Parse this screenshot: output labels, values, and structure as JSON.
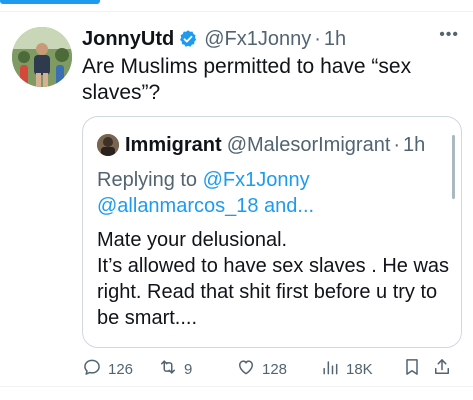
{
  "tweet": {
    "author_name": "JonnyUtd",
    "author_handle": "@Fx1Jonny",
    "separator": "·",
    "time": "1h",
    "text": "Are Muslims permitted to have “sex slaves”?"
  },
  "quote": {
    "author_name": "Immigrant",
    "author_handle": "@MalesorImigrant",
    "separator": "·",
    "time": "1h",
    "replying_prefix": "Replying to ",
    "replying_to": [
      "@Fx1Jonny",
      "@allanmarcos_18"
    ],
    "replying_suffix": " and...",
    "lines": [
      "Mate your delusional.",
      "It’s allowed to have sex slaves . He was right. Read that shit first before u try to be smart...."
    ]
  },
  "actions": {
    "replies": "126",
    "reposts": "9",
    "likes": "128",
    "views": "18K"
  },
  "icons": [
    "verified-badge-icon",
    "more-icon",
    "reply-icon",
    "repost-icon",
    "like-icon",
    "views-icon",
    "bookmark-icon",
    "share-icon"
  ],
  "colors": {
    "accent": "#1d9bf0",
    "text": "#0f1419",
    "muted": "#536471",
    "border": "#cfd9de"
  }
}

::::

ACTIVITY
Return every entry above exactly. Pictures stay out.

OUTPUT FOR THIS EXERCISE
Parse this screenshot: output labels, values, and structure as JSON.
{
  "tweet": {
    "author_name": "JonnyUtd",
    "author_handle": "@Fx1Jonny",
    "separator": "·",
    "time": "1h",
    "text": "Are Muslims permitted to have “sex slaves”?"
  },
  "quote": {
    "author_name": "Immigrant",
    "author_handle": "@MalesorImigrant",
    "separator": "·",
    "time": "1h",
    "replying_prefix": "Replying to ",
    "replying_to": [
      "@Fx1Jonny",
      "@allanmarcos_18"
    ],
    "replying_suffix": " and...",
    "lines": [
      "Mate your delusional.",
      "It’s allowed to have sex slaves . He was right. Read that shit first before u try to be smart...."
    ]
  },
  "actions": {
    "replies": "126",
    "reposts": "9",
    "likes": "128",
    "views": "18K"
  },
  "icons": [
    "verified-badge-icon",
    "more-icon",
    "reply-icon",
    "repost-icon",
    "like-icon",
    "views-icon",
    "bookmark-icon",
    "share-icon"
  ],
  "colors": {
    "accent": "#1d9bf0",
    "text": "#0f1419",
    "muted": "#536471",
    "border": "#cfd9de"
  }
}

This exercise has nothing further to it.